However, the Note series was different, despite the same hiccups I would inevitably encounter as I put the device through its paces, those perfect moments where the S-Pen was handy would prove invaluable – not in a sense of professional productivity, but out of propensity to make jokes.
Those pretty displays and other goodies from the Galaxy Note series would eventually give way to the next big thing, but I always looked forward to the next generation. The Galaxy Note 5 was the stylus-packing line-up’s maturation point – build quality that had reached parity with the Galaxy S-series, and more refined features for the S-Pen.
The Galaxy Note 7’s feature set really impressed me. I pre-ordered as soon as I was able to and immediately fell for Samsung’s ability to entrance me with their AMOLED displays. Despite there being a Snapdragon 820 under the hood, it just felt like it was not running like a true flagship. In hindsight, it could have been related to the battery, or heat from charging. The battery mayhem surrounding the device did not impact me because I returned it before all that stuff starting making news.
When the Galaxy S8 came along, I gave that a whirl also, and the terrible fingerprint sensor placement was just too big an inconvenience for me to enjoy what is otherwise an outstanding piece of hardware with a well-executed Samsung Experience skin sending TouchWiz out to a long-overdue pasture. Still, I was a little worried that the next generation Note would follow in the S-series footsteps when it comes to that critical feature.

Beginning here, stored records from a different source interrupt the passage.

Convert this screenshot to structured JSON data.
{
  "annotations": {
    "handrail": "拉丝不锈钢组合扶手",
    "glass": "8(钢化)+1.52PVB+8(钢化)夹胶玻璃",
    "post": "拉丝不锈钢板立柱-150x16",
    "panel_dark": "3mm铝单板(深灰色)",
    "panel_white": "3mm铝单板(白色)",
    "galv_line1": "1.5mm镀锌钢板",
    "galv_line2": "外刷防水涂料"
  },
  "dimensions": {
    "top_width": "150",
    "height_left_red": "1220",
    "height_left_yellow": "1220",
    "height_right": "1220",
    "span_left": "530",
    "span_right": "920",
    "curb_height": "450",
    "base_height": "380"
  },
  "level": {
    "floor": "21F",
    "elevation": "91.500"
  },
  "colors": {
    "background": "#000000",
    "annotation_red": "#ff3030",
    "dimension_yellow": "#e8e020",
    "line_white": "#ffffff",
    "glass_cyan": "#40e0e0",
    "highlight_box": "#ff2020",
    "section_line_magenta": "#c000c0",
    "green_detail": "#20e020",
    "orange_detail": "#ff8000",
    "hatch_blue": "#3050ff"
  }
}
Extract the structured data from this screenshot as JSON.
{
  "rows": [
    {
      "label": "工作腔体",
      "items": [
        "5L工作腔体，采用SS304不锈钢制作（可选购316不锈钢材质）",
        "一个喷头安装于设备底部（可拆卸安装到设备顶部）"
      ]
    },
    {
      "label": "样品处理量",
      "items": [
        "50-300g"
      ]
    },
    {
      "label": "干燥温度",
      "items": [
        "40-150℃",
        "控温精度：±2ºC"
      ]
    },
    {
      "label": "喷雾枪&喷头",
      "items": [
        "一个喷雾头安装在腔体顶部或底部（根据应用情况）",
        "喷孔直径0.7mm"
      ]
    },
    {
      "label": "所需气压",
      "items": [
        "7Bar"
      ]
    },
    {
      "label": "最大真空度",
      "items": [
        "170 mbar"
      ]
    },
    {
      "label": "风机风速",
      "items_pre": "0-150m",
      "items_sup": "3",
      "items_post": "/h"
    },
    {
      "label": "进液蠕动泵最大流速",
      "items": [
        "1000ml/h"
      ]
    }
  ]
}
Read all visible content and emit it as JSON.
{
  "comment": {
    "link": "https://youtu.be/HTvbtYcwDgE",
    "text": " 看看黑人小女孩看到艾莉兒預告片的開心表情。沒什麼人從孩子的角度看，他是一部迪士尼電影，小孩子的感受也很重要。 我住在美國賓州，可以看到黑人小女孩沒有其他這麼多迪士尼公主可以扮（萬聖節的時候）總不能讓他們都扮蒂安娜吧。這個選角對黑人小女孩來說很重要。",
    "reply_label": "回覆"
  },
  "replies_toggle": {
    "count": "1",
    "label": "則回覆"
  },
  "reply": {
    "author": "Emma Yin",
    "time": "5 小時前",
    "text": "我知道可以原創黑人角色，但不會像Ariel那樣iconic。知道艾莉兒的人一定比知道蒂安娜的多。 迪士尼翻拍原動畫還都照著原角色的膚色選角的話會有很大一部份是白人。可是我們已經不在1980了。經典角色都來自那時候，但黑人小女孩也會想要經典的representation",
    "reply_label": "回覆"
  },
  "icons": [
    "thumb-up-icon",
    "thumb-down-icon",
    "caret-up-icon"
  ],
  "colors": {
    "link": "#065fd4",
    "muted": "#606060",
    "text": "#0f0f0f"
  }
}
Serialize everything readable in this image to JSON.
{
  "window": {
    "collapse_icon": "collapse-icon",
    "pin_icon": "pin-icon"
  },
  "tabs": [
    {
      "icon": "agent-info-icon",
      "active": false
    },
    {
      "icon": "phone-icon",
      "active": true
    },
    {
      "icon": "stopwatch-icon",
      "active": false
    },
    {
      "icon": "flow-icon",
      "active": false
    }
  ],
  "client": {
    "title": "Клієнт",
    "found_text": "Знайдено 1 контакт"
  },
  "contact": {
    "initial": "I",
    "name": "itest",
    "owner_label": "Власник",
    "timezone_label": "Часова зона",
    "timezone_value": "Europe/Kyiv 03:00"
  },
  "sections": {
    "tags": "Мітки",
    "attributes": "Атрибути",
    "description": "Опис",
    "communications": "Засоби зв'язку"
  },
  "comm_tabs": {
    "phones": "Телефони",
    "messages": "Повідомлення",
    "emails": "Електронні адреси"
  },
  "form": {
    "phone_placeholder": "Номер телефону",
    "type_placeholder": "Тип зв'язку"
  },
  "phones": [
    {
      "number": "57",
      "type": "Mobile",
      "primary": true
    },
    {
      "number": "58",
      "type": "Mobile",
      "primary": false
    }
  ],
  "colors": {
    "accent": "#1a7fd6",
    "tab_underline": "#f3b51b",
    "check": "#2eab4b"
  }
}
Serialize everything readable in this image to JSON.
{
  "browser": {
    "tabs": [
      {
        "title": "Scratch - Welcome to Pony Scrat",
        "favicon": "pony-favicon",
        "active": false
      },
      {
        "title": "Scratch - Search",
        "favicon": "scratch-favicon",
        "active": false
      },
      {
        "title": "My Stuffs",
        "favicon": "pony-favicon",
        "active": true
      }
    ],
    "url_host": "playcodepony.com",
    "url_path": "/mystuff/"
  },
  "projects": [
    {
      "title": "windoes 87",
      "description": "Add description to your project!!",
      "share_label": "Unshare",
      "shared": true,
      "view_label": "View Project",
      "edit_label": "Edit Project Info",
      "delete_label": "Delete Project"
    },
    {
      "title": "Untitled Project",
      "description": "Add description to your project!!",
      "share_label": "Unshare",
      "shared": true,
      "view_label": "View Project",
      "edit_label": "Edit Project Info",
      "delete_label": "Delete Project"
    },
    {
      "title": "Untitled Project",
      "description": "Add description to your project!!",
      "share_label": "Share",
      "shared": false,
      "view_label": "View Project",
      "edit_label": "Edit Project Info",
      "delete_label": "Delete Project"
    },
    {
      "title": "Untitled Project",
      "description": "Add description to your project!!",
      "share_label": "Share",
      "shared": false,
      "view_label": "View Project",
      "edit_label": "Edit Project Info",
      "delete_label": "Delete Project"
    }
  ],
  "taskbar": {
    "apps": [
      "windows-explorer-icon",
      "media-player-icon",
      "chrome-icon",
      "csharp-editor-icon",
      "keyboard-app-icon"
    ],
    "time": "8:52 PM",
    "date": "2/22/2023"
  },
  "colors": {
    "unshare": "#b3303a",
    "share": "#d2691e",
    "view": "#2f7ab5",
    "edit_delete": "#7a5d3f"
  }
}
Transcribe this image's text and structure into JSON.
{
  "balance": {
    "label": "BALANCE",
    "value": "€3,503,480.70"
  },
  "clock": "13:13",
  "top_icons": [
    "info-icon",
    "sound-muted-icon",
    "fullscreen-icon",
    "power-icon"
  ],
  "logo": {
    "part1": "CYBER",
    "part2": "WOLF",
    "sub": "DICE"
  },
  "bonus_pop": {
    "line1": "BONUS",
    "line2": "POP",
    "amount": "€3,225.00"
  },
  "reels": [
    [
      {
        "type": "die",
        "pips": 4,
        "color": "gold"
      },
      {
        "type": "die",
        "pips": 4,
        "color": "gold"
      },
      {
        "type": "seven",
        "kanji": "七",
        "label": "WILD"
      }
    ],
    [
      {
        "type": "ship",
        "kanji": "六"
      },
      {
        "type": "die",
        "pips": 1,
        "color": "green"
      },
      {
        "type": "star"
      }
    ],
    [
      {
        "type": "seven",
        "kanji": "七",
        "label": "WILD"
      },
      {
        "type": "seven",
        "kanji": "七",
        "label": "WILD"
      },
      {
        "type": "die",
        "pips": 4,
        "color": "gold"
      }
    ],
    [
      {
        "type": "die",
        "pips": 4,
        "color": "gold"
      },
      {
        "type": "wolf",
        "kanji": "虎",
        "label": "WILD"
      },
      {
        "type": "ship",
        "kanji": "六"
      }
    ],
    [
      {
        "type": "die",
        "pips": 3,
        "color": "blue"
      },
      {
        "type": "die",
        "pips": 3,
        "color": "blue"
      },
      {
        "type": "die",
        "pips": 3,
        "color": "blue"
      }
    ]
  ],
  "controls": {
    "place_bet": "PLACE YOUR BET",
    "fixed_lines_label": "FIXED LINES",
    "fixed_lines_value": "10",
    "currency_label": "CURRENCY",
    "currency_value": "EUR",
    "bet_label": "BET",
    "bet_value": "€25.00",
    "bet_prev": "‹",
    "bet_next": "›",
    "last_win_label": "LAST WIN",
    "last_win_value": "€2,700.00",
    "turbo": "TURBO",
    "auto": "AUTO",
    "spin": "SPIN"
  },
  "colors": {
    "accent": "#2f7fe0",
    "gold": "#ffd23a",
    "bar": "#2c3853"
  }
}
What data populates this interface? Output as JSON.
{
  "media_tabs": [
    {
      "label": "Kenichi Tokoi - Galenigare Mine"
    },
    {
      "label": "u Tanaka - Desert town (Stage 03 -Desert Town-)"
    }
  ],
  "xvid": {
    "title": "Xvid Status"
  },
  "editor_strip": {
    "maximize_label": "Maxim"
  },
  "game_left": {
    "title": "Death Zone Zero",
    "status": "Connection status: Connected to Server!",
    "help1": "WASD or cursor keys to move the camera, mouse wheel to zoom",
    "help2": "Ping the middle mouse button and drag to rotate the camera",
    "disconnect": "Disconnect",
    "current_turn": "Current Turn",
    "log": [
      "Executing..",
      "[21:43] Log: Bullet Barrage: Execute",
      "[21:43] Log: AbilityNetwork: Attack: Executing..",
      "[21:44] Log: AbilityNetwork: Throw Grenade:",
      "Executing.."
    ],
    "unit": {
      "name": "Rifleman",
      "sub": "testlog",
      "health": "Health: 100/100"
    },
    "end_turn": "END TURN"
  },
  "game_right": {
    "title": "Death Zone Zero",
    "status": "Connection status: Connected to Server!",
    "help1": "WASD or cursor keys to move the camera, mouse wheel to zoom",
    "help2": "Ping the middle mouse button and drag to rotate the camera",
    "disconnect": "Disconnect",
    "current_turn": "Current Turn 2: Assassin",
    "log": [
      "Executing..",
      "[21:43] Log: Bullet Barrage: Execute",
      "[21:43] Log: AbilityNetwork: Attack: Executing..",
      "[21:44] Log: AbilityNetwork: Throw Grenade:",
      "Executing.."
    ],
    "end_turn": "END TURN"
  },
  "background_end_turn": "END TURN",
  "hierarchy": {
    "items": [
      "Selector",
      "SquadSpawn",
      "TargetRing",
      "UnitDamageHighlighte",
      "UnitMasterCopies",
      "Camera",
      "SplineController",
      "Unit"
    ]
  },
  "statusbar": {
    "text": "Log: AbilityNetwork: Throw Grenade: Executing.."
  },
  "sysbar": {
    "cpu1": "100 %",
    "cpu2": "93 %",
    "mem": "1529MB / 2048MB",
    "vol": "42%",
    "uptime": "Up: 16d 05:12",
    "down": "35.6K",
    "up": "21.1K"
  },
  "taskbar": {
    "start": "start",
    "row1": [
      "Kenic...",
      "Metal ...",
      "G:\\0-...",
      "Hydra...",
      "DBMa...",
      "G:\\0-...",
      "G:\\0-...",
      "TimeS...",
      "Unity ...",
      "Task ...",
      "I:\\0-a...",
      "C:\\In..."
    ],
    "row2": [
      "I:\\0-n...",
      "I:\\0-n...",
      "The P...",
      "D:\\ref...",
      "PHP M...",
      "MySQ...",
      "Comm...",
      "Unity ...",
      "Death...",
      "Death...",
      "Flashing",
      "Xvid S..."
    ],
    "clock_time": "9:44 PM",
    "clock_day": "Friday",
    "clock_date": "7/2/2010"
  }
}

From the looks of the news lately, it appears those concerns are well-founded.
When word got out about the rebuilt “Fan Edition” Note, I was interested because on the surface, it appeared that Samsung fixed what was wrong – the battery (obviously), the CPU (small bump), and software (Android 7 and Samsung Experience).
So, being the gadget geek that I am, and with little regard for the concept known as impulse control, I went online and ordered a Galaxy Note Fan Edition from a seller in Korea.
What’s in the box
There is nothing new to the packaging, other than a big heart on the box. Clearly aimed at showing appreciation to the purists that just wanted a current-era Note device, the rest of the packaging is familiar Samsung. With the phone, earbuds, charger, USB-C cable, OTG adapter, micro-USB adapter, and extra stylus tips.
About the Note FE and Impressions
We gave an overview of differences between the Note 7 and the Note FE. The battery is smaller (safer), and so far, charging has been wholly uneventful. The device even remains cool to the touch. The discrepancy in what we earlier learned about the Note FE is the silicon inside. Rather than a Snapdragon 821, the Note FE (or at least the one I got, which is KT branded) instead ships with the octa-core Exynos 8890.
Performance-wise, the Note FE does not feel like a throwback from last year, even though its spec sheet suggests it is. The camera fits Samsung’s typical modus-operandi, that is to say, excellent.
The new Samsung Experience UI is right at home on the 5.7-inch AMOLED display. The settings default the display to operate at 1080p resolution, and you can adjust it to 2K or 720p if you like. The UI action is smooth, though it is obviously nowhere near as fast as what we have seen from this year’s power players.
Think you want one too? Bring money
If you have a gadget hunger that is insatiable, there are dozens of reputable sellers on eBay who have stormed the retailers in Korea and bought a bunch of Galaxy Note FE devices in order to feed the addiction. The prices are high, ranging between $795 and $925. You will want to double-check the specifications regarding cellular connectivity in your area, just in case.
Most of the Note FEs for sale have free express shipping from Korea, and there no import duties on shipments to the United States. I pre-ordered mine a couple days before they went on sale. The seller shipped it on Monday, and it arrived at my doorstep on Thursday.
The Samsung Galaxy Note Fan Edition is certainly not the hot hit for the summer of 2017, but it is certainly worthy of some notoriety, until we are drawn to the new gear yet-to-come from LG, Google, and Samsung. Yep, I’ll probably get a Note 8 when it comes out too.